The history of Northwest Colorado has no shortage of fascinating characters. A.G. and Augusta Wallihan are no exception.
This column’s first recipe is good for a quick supper — or anytime for that matter. The recipe comes from Marcey Dyer, of Pierce, who has shared several delicious recipes with me. To save time, use leftover cooked rice when making this skillet dish.
In the stormy late night hours of May 30, 1924, residents of Craig were startled to discover a large cross burning brightly on the Sand Rocks above Craig. Throughout the summer this spectacle was repeated throughout northwest Colorado and announced the arrival of the Ku Klux Klan in the Yampa Valley.
I read the results of a study in the AARP April Bulletin, snorted with incredulity, and spewed coffee on my bathrobe. Researchers had asked 500 millennials, ages 23 to 38, what they would sacrifice to own a dream home: 29% said they would give up their iPhones; 9% would leave their partner; 25% would spend a week in jail; and 16% would go without sex for five years.
Some of my fondest memories of growing up on the ranch at Morapos were getting to spend nights in the cow camp cabin. It was up on the White River National Forest where the cattle pastured over the summer months.
I’ve been blessed enough to be able to write a column for The Craig Press for a whole bunch of years with a short break tucked into a span of almost 10 years — maybe more! The opportunity to practice a skill that I preach daily as an English instructor in our local high school has been both rewarding and, at times, informing.
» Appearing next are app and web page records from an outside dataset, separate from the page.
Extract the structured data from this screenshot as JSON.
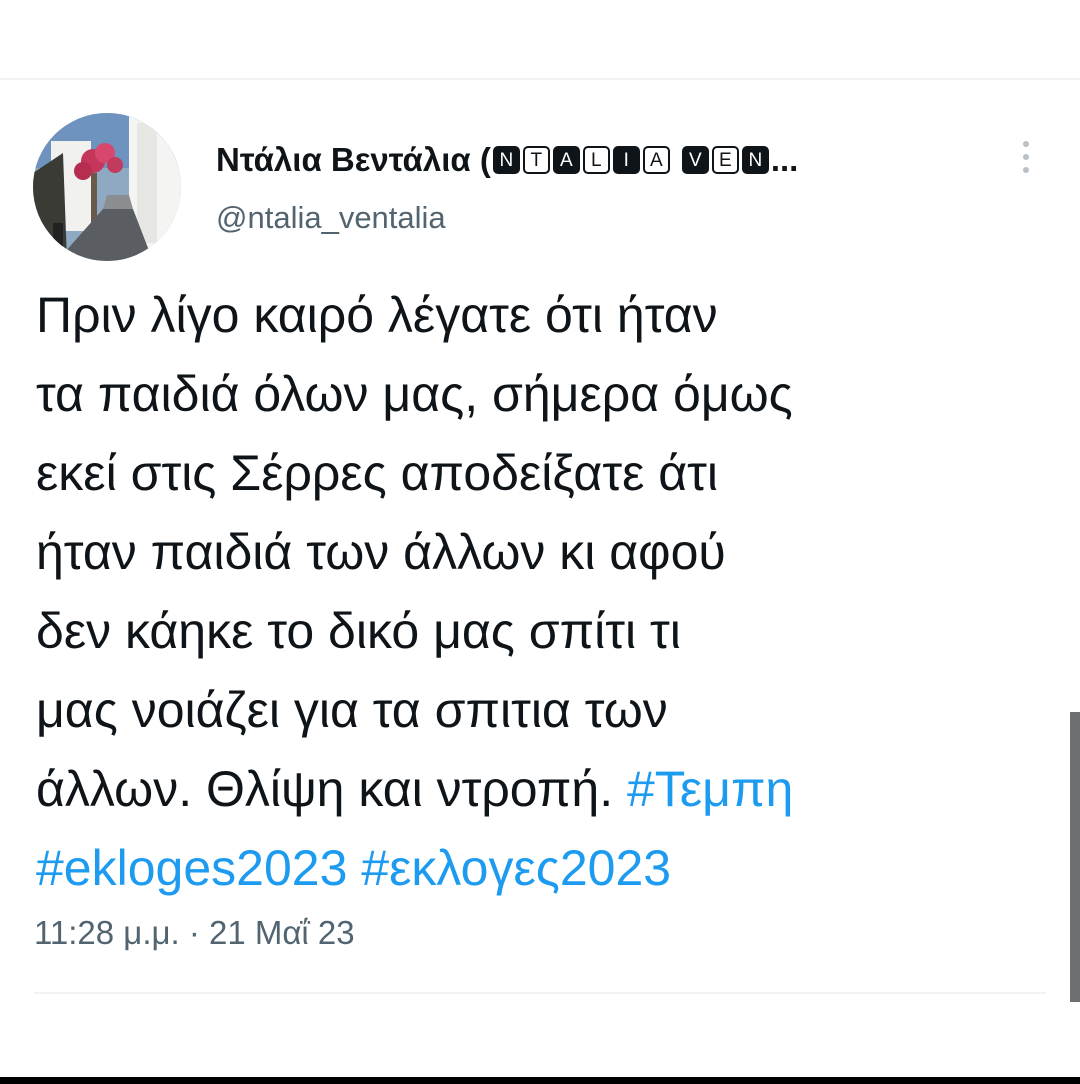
{
  "tweet": {
    "author": {
      "name_prefix": "Ντάλια Βεντάλια (",
      "name_badges": [
        [
          {
            "char": "N",
            "style": "dark"
          },
          {
            "char": "T",
            "style": "light"
          },
          {
            "char": "A",
            "style": "dark"
          },
          {
            "char": "L",
            "style": "light"
          },
          {
            "char": "I",
            "style": "dark"
          },
          {
            "char": "A",
            "style": "light"
          }
        ],
        [
          {
            "char": "V",
            "style": "dark"
          },
          {
            "char": "E",
            "style": "light"
          },
          {
            "char": "N",
            "style": "dark"
          }
        ]
      ],
      "name_ellipsis": "...",
      "handle": "@ntalia_ventalia",
      "avatar_icon": "avatar-photo-village-street"
    },
    "menu_icon": "more-vertical-icon",
    "text_lines": [
      [
        {
          "text": "Πριν λίγο καιρό λέγατε ότι ήταν",
          "type": "text"
        }
      ],
      [
        {
          "text": "τα παιδιά όλων μας, σήμερα όμως",
          "type": "text"
        }
      ],
      [
        {
          "text": "εκεί στις Σέρρες αποδείξατε άτι",
          "type": "text"
        }
      ],
      [
        {
          "text": "ήταν παιδιά των άλλων κι αφού",
          "type": "text"
        }
      ],
      [
        {
          "text": "δεν κάηκε το δικό μας σπίτι τι",
          "type": "text"
        }
      ],
      [
        {
          "text": "μας νοιάζει για τα σπιτια των",
          "type": "text"
        }
      ],
      [
        {
          "text": "άλλων. Θλίψη και ντροπή. ",
          "type": "text"
        },
        {
          "text": "#Τεμπη",
          "type": "hashtag"
        }
      ],
      [
        {
          "text": "#ekloges2023",
          "type": "hashtag"
        },
        {
          "text": " ",
          "type": "text"
        },
        {
          "text": "#εκλογες2023",
          "type": "hashtag"
        }
      ]
    ],
    "timestamp": "11:28 μ.μ. · 21 Μαΐ 23"
  },
  "colors": {
    "text_primary": "#0f1419",
    "text_secondary": "#536471",
    "hashtag": "#1d9bf0",
    "divider": "#eff1f3"
  }
}
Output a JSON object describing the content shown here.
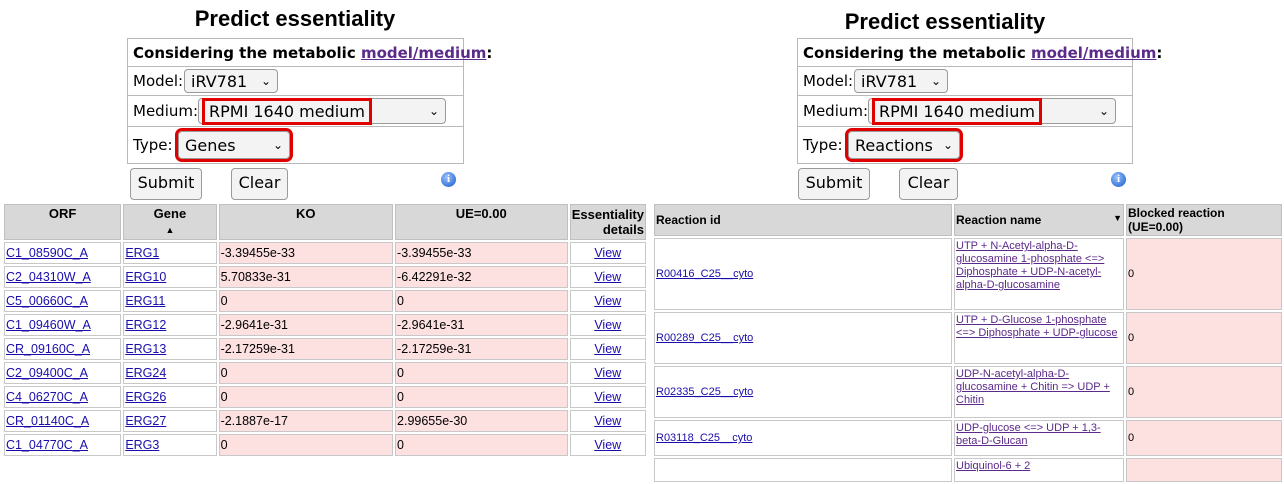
{
  "left": {
    "title": "Predict essentiality",
    "considering_label": "Considering the metabolic ",
    "considering_link": "model/medium",
    "considering_colon": ":",
    "model_label": "Model:",
    "model_value": "iRV781",
    "medium_label": "Medium:",
    "medium_value": "RPMI 1640 medium",
    "type_label": "Type:",
    "type_value": "Genes",
    "submit_label": "Submit",
    "clear_label": "Clear",
    "table": {
      "headers": [
        "ORF",
        "Gene",
        "KO",
        "UE=0.00",
        "Essentiality details"
      ],
      "rows": [
        {
          "orf": "C1_08590C_A",
          "gene": "ERG1",
          "ko": "-3.39455e-33",
          "ue": "-3.39455e-33",
          "details": "View"
        },
        {
          "orf": "C2_04310W_A",
          "gene": "ERG10",
          "ko": "5.70833e-31",
          "ue": "-6.42291e-32",
          "details": "View"
        },
        {
          "orf": "C5_00660C_A",
          "gene": "ERG11",
          "ko": "0",
          "ue": "0",
          "details": "View"
        },
        {
          "orf": "C1_09460W_A",
          "gene": "ERG12",
          "ko": "-2.9641e-31",
          "ue": "-2.9641e-31",
          "details": "View"
        },
        {
          "orf": "CR_09160C_A",
          "gene": "ERG13",
          "ko": "-2.17259e-31",
          "ue": "-2.17259e-31",
          "details": "View"
        },
        {
          "orf": "C2_09400C_A",
          "gene": "ERG24",
          "ko": "0",
          "ue": "0",
          "details": "View"
        },
        {
          "orf": "C4_06270C_A",
          "gene": "ERG26",
          "ko": "0",
          "ue": "0",
          "details": "View"
        },
        {
          "orf": "CR_01140C_A",
          "gene": "ERG27",
          "ko": "-2.1887e-17",
          "ue": "2.99655e-30",
          "details": "View"
        },
        {
          "orf": "C1_04770C_A",
          "gene": "ERG3",
          "ko": "0",
          "ue": "0",
          "details": "View"
        }
      ]
    }
  },
  "right": {
    "title": "Predict essentiality",
    "considering_label": "Considering the metabolic ",
    "considering_link": "model/medium",
    "considering_colon": ":",
    "model_label": "Model:",
    "model_value": "iRV781",
    "medium_label": "Medium:",
    "medium_value": "RPMI 1640 medium",
    "type_label": "Type:",
    "type_value": "Reactions",
    "submit_label": "Submit",
    "clear_label": "Clear",
    "table": {
      "headers": [
        "Reaction id",
        "Reaction name",
        "Blocked reaction (UE=0.00)"
      ],
      "rows": [
        {
          "id": "R00416_C25__cyto",
          "name": "UTP + N-Acetyl-alpha-D-glucosamine 1-phosphate <=> Diphosphate + UDP-N-acetyl-alpha-D-glucosamine",
          "blocked": "0"
        },
        {
          "id": "R00289_C25__cyto",
          "name": "UTP + D-Glucose 1-phosphate <=> Diphosphate + UDP-glucose",
          "blocked": "0"
        },
        {
          "id": "R02335_C25__cyto",
          "name": "UDP-N-acetyl-alpha-D-glucosamine + Chitin => UDP + Chitin",
          "blocked": "0"
        },
        {
          "id": "R03118_C25__cyto",
          "name": "UDP-glucose <=> UDP + 1,3-beta-D-Glucan",
          "blocked": "0"
        },
        {
          "id": "",
          "name": "Ubiquinol-6 + 2",
          "blocked": ""
        }
      ]
    }
  },
  "colors": {
    "link": "#1a0dab",
    "visited_link": "#5b2a8a",
    "highlight_box": "#e00000",
    "cell_pink": "#fde0e0",
    "header_gray": "#d8d8d8"
  },
  "icons": [
    "info-icon",
    "chevron-down-icon",
    "sort-ascending-icon"
  ]
}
In 2009, Mo Willems wrote and illustrated his first picture book about a pigeon — not just any pigeon but one that wants things and is persistent about getting them. He isn’t shy about throwing a fit or asking the reader to help him, either. Willems uses simple drawings in his illustrations that depict one side of the pigeon and one big eye, but it’s very clear what the pigeon is thinking.
The first written account of the Yampa Valley and Northwest Colorado is a stark reminder of just how miserable life could be for those who dared to venture away from civilization in the 1800s.
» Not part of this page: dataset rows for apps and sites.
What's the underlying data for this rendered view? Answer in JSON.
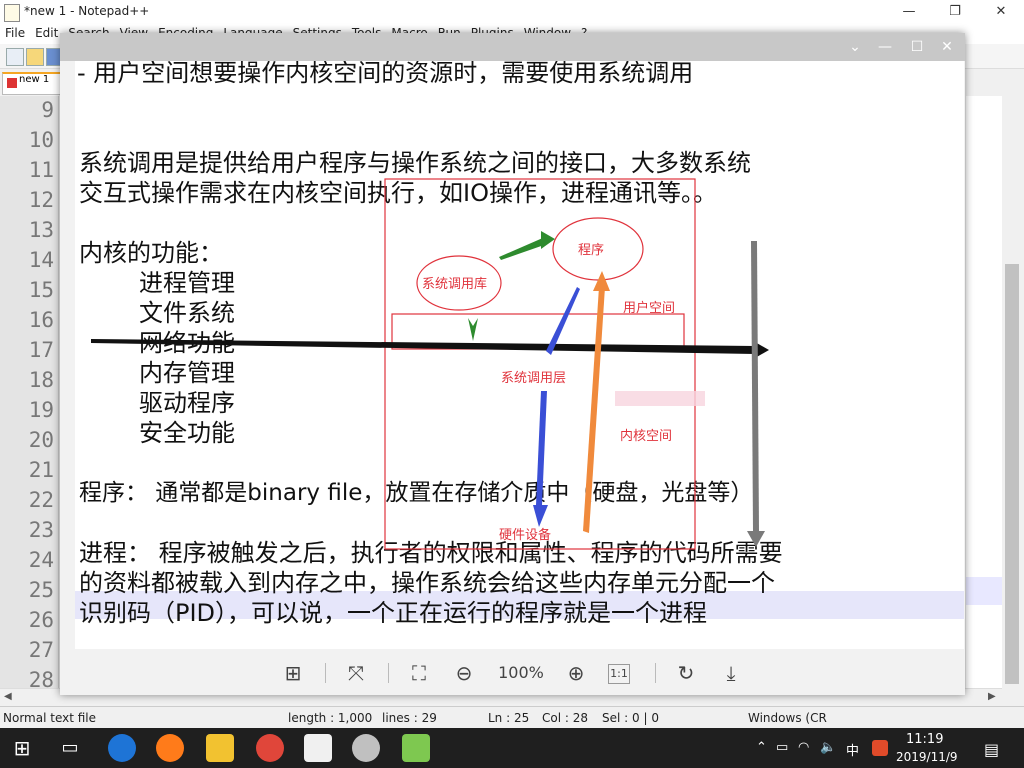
{
  "window": {
    "title": "*new 1 - Notepad++",
    "minimize": "—",
    "maximize": "❐",
    "close": "✕"
  },
  "menu": [
    "File",
    "Edit",
    "Search",
    "View",
    "Encoding",
    "Language",
    "Settings",
    "Tools",
    "Macro",
    "Run",
    "Plugins",
    "Window",
    "?"
  ],
  "tab": {
    "label": "new 1"
  },
  "line_numbers": [
    "9",
    "10",
    "11",
    "12",
    "13",
    "14",
    "15",
    "16",
    "17",
    "18",
    "19",
    "20",
    "21",
    "22",
    "23",
    "24",
    "25",
    "26",
    "27",
    "28"
  ],
  "status": {
    "filetype": "Normal text file",
    "length": "length : 1,000",
    "lines": "lines : 29",
    "ln": "Ln : 25",
    "col": "Col : 28",
    "sel": "Sel : 0 | 0",
    "eol": "Windows (CR"
  },
  "viewer": {
    "zoom": "100%",
    "controls": {
      "collapse": "⌄",
      "minimize": "—",
      "maximize": "☐",
      "close": "✕"
    }
  },
  "document": {
    "line_partial": "- 用户空间想要操作内核空间的资源时，需要使用系统调用",
    "para1": [
      "系统调用是提供给用户程序与操作系统之间的接口，大多数系统",
      "交互式操作需求在内核空间执行，如IO操作，进程通讯等。。"
    ],
    "kernel_heading": "内核的功能：",
    "kernel_items": [
      "进程管理",
      "文件系统",
      "网络功能",
      "内存管理",
      "驱动程序",
      "安全功能"
    ],
    "program_line": "程序：  通常都是binary file，放置在存储介质中（硬盘，光盘等）",
    "process_lines": [
      "进程：  程序被触发之后，执行者的权限和属性、程序的代码所需要",
      "的资料都被载入到内存之中，操作系统会给这些内存单元分配一个",
      "识别码（PID），可以说，一个正在运行的程序就是一个进程"
    ]
  },
  "annotations": {
    "program": "程序",
    "syscall_lib": "系统调用库",
    "user_space": "用户空间",
    "syscall_layer": "系统调用层",
    "kernel_space": "内核空间",
    "hardware": "硬件设备",
    "colors": {
      "red": "#e0333c",
      "green": "#2e8b2e",
      "blue": "#3a4fd6",
      "orange": "#f08a3c",
      "gray": "#7a7a7a",
      "black": "#111111"
    }
  },
  "taskbar": {
    "time": "11:19",
    "date": "2019/11/9",
    "ime": "中",
    "apps": [
      "start-button",
      "task-view",
      "edge",
      "firefox",
      "file-explorer",
      "browser-swirl",
      "image-viewer-app",
      "disc-app",
      "notepadpp"
    ]
  }
}
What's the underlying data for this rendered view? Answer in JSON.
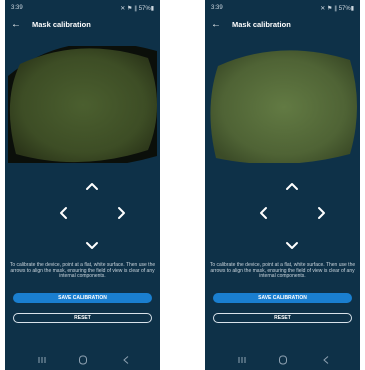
{
  "status_bar": {
    "left_time": "3:39",
    "right_time": "3:39",
    "left_icons": "✕ ⚑ ∥ 57%▮",
    "right_icons": "✕ ⚑ ∥ 57%▮"
  },
  "app_bar": {
    "back_glyph": "←",
    "title": "Mask calibration"
  },
  "instructions": "To calibrate the device, point at a flat, white surface. Then use the arrows to align the mask, ensuring the field of view is clear of any internal components.",
  "buttons": {
    "save": "SAVE CALIBRATION",
    "reset": "RESET"
  },
  "colors": {
    "background": "#0e3148",
    "accent": "#1a7fd0",
    "camera_left": "#3d4d25",
    "camera_right": "#4f6335"
  },
  "icons": {
    "back": "arrow-left-icon",
    "up": "chevron-up-icon",
    "left": "chevron-left-icon",
    "right": "chevron-right-icon",
    "down": "chevron-down-icon",
    "nav_recents": "recents-icon",
    "nav_home": "home-icon",
    "nav_back": "back-icon"
  }
}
Recently there’s been a lot of talk about finding ways to better our community, some of these conversations have been wonderful and have led to interesting idea proposals for plans for the future but often it seems to stay at just that, talking. While it is important that these conversations are being had, they’re the vital first step in creating any plan for work in the community, there needs to be some action taken.
During hot weather we make good use of our outdoor grills, but we still cook meals indoors, too. This week’s column features two recipes that are hearty and delicious anytime.
In January, February, and March, it didn’t seem that July would ever arrive. It didn’t seem possible in April, May, and a lot of June, either, since it was so cool and wet. But, as is the case with this part of the country, things have changed and suddenly it’s July 1 this week, and the weather has turned somewhat hot.
Nothing is life is free! You hear it all the time. Whenever someone offers you something that seems too good to be true, it likely is.
This week’s column features another nonfiction book about life at Browns Park and Douglas Mountain. Art Gardner wrote down stories he had lived or heard about in the 1930s through the 1950s. That’s when he homesteaded in this part of Northwestern Colorado. His daughter, Norma Gardner Snow, contributed stories about her childhood.
Believe it or not, dinosaur footprints are occasionally found clinging to the ceiling of coal mines all over the world. But why?
As promised, this week’s column features my sister’s favorite coffee cake recipe, made with rhubarb. As a bonus, the column also includes her recipe for Strawberry Rhubarb Refrigerator Jam, which is delicious. My sister, Darlene Blackford, lives at Rocky Ford.
For 10 years before his death at 92, my father and I corresponded. To this day, when I miss him, I reread his letters and experience, once again, his personality, his sense of humor, his unique way with words. When I read his letters on Father's Day, I chose some excerpts I thought you might enjoy as well.
Sometimes when I drive up to the summer pasture I don’t see a single animal. The cattle take advantage of the thick brush on the property to stay cool and get in out of the wind and rain, and they are so quiet that we can drive right past them. However, this week I was fortunate to find some of the herd at a pond next to the county road, and Turbo was there, too.
After 13 years of living in Craig and being a part of this amazing community, I am saying goodbye. A position has opened up allowing my husband, Jim, and I the chance to live closer to the majority of our family, an opportunity we can’t pass up.
National HIV Testing Day encourages people to get tested, know their HIV status and take steps to prevent or treat the virus. This message is more powerful than ever thanks to medications used to prevent...
As legislative sessions go, the one just concluded in May was jam packed and ended with some significant new bipartisan laws aimed at reducing the cost of health care and health insurance premiums.